# Decreasing cost per square foot..?

#### Dave2433

##### New member
Hi All,

This is my first post so please forgive any posting protocol blunders I may make, the first one being that I don't know which topic heading to post this to.

My question is this, if I make a sign at 8ft x 4ft and charge £200 for it then that is at a rate of £6.25 per square foot, which is fine. But if I use that square foot rate to calculate the cost of a small door sign at say 1ft x 5ins it gives a price of £2.60 which is way too low as it should cost £15.40.

Conversely, if I use the new square foot rate calculated from the new cost of the small sign, which is now £36.96 and use that to calculate the cost of the 8ft x 4ft sign it works out to a ridiculously expensive £1,182.72.

It's obviously not a linear increment related to a standard value per square foot, but we all accept that the more you buy the cheaper each individual unit becomes. Can anyone help me derive a formula that allows a calculation that reduces cost per unit as the number of unit purchased increases?

I enjoy the odd mathematical puzzle but I'm not getting anywhere with this one......

#### stapel

##### Super Moderator
Staff member
My question is this, if I make a sign at 8ft x 4ft and charge £200 for it then that is at a rate of £6.25 per square foot, which is fine. But if I use that square foot rate to calculate the cost of a small door sign at say 1ft x 5ins it gives a price of £2.60 which is way too low as it should cost £15.40.
On what basis have you concluded that the smaller sign "should" cost the noted amount?

Conversely, if I use the new square foot rate calculated from the new cost of the small sign, which is now £36.96 and use that to calculate the cost of the 8ft x 4ft sign it works out to a ridiculously expensive £1,182.72.
On what basis have you concluded that the larger sign "should" cost a lower amount?

It's obviously not a linear increment related to a standard value per square foot, but we all accept that the more you buy the cheaper each individual unit becomes.
Sometimes. Not always. For instance, hardwood planks cost more per unit for larger pieces, probably because they come from larger trees, which cost more (in time, and thus in money) to grow (and are also less common than smaller trees).

Can anyone help me derive a formula that allows a calculation that reduces cost per unit as the number of unit purchased increases?
Sure. What sort of model have you been told to use (quadratic, cubic, exponential, etc), what method did they give you in class for finding the model (straight algebra, statistical regression, etc), and what other assumptions have they given you to apply?

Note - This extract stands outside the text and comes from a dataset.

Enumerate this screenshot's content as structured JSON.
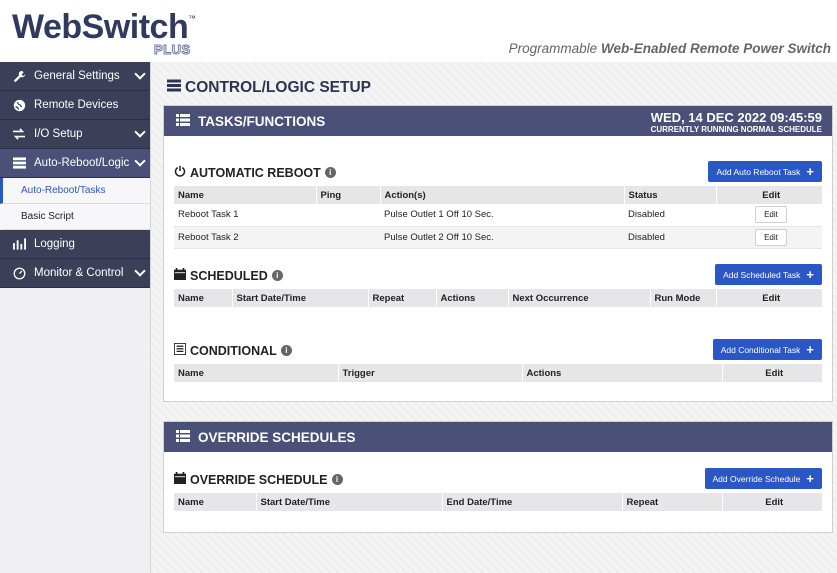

We can help you with the math, but you'll need to provide all of the parameters (the faux "real world" stuff for this exercise).

When you reply, please include a clear listing of your thoughts and efforts so far, specifying where you're getting bogged down. Thank you!